Johnson and others also make the point that bin-run seed is far from free, and that quality control can be a problem. Bin-run seed must be cleaned and treated, and often, germination tests are also required. “It is a little cheaper at the outset, but in the long run, it’s not,” Johnson asserts. “And of course, certified seed has a risk-assurance program with it to make sure there’s a crop, and all the support staff to go with that is provided.”
“Surveys indicate that most farmers recognize that certified seed is superior,” says CSTA Chief Executive Officer Patty Townsend. “Our most recent surveys done in 2005 found that the majority of Ontario farmers believed that certified seed delivered consistent and reliable quality, and also facilitated investment in new, superior varieties.” Townsend says that in addition to increased investment in new genetics for improved productivity and guaranteed quality (backed by accredited testers and graders), certified seed assures reduced input costs and access to new markets.
“The real difference between saving seed and purchasing certified seed is assurance,” Townsend says. “In the short-term, farmers who purchase certified seed can be assured that the seed has met very high quality, varietal and mechanical purity standards, established in regulation and subject to inspection and verification systems. In the long-term, they can be assured that they have made an investment in their future, an investment with proven returns.” Analyses done for the CSTA by the George Morris Centre showed that the introduction of just eight new varieties to Canadian markets in 2006 and 2007 generated increases in farm revenues of over $170 million.

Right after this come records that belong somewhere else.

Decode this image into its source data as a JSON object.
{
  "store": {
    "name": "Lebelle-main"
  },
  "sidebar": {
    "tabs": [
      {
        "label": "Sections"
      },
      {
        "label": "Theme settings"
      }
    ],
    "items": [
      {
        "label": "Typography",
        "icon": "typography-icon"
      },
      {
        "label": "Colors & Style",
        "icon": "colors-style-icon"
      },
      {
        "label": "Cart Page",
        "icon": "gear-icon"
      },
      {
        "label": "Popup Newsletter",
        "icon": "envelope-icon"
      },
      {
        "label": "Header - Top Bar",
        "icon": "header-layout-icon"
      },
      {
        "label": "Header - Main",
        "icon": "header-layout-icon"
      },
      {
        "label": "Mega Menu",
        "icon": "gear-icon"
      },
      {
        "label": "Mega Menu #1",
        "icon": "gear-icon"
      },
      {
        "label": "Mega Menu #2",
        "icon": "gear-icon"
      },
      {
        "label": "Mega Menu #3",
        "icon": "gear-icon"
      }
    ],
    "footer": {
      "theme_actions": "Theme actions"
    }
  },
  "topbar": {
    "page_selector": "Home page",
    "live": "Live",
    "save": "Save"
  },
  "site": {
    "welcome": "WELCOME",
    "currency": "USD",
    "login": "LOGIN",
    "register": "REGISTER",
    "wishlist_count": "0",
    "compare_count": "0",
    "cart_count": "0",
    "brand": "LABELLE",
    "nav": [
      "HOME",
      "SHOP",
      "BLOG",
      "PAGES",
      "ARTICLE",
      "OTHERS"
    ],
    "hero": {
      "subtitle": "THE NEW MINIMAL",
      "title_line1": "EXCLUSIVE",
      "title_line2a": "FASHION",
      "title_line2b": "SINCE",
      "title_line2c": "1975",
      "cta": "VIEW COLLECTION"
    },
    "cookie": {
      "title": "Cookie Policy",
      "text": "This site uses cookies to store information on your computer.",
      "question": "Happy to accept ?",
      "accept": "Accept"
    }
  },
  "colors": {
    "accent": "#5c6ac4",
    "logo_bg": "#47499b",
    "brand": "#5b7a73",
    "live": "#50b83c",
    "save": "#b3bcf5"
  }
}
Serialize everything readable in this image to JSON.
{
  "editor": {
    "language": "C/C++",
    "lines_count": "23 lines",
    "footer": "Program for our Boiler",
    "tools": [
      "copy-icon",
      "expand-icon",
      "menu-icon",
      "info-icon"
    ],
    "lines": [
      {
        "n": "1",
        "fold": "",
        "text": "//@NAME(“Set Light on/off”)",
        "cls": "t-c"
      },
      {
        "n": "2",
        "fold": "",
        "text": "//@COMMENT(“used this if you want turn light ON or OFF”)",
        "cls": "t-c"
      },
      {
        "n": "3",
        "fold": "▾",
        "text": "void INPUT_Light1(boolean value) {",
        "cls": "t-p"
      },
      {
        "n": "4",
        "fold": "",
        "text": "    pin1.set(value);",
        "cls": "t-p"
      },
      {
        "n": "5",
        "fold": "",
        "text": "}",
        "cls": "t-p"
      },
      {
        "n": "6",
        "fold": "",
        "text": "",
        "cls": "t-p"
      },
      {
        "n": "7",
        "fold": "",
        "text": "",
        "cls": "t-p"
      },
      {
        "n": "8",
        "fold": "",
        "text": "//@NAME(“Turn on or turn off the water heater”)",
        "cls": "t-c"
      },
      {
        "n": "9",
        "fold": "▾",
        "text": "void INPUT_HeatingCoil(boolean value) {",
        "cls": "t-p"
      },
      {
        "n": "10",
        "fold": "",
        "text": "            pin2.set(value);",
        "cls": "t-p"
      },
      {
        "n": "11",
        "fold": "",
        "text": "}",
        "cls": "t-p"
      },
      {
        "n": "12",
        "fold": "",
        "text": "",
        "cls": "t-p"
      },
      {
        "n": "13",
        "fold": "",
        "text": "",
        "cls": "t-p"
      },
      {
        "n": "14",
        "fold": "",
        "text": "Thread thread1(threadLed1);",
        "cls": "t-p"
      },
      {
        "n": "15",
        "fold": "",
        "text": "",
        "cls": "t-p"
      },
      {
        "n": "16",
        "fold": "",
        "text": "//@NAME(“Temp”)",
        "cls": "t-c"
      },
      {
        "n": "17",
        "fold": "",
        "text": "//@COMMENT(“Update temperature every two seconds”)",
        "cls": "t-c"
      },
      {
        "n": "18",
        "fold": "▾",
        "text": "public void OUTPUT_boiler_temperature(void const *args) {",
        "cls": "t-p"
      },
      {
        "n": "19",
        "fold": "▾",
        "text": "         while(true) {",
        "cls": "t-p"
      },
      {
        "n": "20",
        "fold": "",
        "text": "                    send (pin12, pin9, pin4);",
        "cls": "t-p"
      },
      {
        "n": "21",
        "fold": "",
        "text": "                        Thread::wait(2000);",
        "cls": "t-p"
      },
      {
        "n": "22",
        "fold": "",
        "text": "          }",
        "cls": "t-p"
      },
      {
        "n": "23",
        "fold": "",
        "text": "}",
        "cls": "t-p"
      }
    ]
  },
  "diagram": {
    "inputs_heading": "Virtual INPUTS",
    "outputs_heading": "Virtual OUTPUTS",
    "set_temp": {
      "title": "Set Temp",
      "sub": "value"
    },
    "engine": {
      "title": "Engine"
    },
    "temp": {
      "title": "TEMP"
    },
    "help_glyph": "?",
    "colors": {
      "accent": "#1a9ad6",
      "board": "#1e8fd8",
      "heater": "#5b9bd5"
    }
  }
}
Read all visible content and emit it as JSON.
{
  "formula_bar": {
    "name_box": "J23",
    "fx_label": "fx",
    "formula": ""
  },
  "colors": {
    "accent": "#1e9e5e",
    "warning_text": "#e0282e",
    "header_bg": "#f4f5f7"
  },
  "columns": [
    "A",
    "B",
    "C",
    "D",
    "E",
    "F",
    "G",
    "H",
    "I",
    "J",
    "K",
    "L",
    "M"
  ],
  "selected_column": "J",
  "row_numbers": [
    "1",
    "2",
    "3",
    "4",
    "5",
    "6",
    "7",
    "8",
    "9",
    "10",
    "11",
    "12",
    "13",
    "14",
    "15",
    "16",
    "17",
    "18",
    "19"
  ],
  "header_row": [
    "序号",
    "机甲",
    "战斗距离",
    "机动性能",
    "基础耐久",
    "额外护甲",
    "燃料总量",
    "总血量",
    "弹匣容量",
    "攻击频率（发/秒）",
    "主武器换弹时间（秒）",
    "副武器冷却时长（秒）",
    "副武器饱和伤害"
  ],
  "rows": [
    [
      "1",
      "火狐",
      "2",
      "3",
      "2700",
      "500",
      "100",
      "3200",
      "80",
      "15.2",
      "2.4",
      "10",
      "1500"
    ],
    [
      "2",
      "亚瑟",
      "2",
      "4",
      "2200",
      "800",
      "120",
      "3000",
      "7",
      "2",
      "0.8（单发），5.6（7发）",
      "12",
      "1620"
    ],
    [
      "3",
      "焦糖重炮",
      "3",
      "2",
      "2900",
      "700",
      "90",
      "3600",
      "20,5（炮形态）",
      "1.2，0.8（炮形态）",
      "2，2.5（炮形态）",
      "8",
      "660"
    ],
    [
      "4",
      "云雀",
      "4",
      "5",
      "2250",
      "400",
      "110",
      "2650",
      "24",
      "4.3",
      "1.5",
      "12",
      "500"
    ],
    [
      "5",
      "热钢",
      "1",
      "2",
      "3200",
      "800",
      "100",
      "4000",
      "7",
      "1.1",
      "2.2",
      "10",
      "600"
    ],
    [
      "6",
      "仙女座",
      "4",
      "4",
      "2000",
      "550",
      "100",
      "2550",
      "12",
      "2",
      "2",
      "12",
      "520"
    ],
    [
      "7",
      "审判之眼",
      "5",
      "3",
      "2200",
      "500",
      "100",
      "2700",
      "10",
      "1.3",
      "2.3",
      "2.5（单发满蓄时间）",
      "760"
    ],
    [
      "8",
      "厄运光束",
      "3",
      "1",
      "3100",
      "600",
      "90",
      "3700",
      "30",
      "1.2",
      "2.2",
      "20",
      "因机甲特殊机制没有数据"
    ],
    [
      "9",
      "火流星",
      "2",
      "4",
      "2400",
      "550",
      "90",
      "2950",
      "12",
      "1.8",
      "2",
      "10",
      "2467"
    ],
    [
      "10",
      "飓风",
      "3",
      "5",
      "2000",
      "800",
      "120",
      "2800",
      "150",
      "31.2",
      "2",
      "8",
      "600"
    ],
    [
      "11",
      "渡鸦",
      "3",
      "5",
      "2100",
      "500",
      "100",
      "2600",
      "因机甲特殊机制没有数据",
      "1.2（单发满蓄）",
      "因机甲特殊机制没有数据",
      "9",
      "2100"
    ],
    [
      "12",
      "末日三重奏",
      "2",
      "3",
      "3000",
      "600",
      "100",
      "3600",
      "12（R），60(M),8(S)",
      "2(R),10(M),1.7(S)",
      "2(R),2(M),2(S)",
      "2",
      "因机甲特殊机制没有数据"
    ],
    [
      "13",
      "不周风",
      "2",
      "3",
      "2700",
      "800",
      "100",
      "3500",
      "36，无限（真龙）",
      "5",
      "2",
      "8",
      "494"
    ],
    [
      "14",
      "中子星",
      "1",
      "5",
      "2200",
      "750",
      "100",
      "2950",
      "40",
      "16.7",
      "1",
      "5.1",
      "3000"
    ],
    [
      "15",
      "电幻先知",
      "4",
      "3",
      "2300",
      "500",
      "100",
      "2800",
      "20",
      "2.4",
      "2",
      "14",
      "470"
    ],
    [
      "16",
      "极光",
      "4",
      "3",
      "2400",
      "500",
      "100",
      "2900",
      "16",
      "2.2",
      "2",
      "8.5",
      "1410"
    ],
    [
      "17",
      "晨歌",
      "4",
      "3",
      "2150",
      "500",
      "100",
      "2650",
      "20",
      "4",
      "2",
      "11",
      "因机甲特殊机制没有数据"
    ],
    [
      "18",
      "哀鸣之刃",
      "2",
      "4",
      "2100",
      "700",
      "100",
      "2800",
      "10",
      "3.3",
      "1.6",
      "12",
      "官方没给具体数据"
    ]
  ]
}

return on investment
Townsend says seed companies have demonstrated that where they can generate a return, they invest. “The cost to bring a new variety to market ranges from about $900 thousand to well over $1 million and it can take up to 12 years,” she notes. “That kind of investment cannot be made without the ability to recover the costs.” Townsend says private sector seed companies invest over 26 percent of their combined operating budgets in plant breeding and research. “It’s pretty safe to assume, given the track record, that if more producers buy certified seed, companies would have more funds to invest in the development of new varieties for farmers,” she says. “The sale of certified seed is the primary mechanism to generate funds for investment.”
CSTA stats show that over the past 15 years, canola, Ontario corn and Ontario wheat yields have increased 27, 59 and 62 percent respectively, with pea yields increasing 25 percent over the past 30 years. These gains are mostly due to genetic improvements. Townsend says that scientists estimate that between 1982 and 2007, 60 percent or more of the increases in world wheat yields were the result of plant breeding, and there is potential for breeding and genetic research to generate another 30 to 40 percent gain by 2030. “If farmers invest in certified seed,” she says, “seed companies and their partners are empowered to achieve those gains.”
Visit www.seedforthefuture.ca for more information on certified seed. •